Thesis

Help me, help you: using teachers' strengths to establish successful mainstreaming practices

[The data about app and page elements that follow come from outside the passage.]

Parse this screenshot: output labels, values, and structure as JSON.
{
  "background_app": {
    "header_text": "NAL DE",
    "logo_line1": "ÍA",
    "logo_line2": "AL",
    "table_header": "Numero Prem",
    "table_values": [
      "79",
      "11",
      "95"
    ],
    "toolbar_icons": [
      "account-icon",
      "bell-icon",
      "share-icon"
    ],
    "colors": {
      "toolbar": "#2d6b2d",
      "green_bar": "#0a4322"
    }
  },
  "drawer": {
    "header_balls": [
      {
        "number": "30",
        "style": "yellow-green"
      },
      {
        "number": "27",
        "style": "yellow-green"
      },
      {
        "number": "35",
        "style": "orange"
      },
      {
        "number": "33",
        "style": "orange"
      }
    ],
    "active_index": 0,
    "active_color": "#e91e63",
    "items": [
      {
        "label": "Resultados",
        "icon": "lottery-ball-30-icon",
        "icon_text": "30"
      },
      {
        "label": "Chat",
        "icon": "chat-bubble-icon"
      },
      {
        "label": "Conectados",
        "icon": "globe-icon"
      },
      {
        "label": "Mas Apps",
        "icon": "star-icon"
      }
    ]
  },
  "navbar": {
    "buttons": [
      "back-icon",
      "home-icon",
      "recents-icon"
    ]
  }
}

This survey research detennined areas of strength and need for general education teachers, special education teachers, and paraprofessionals, from five elementary schools in one district who assist special needs students participating in mainstreaming or inclusion practices. Due to diminishing resources within many districts, employing creative problem solving is essential to meet the needs of teachers who are striving, in turn, to meet the needs of their students. The study proposed that the subgroups would have varying strengths and that each subgroup would be able to provide support for other subgroups in the various aspects of inclusion and mainstreaming. Participants completed a survey by responding to statements using a Likert scale, ranked response, and open-ended questions concerning mainstreaming practices. Using this qualitative and quantitative data, perceived strengths of each subgroup were detennined, confinning the premise that the subgroups of professionals have areas of strength which compliment other subgroups' areas of need. The responses also generated suggestions to improve the inclusion and mainstreaming process. Using this data to develop effective collaborative practices, schools can reduce areas of deficit and improve the learning experience of all students. These practices can facilitate the appropriate education for students with disabilities, while working within the constraints of limited resources. KEYWORDS: collaboration, elementary school, general education teachers, mainstreaming, paraprofessionals, special education teachers

Relationships

Items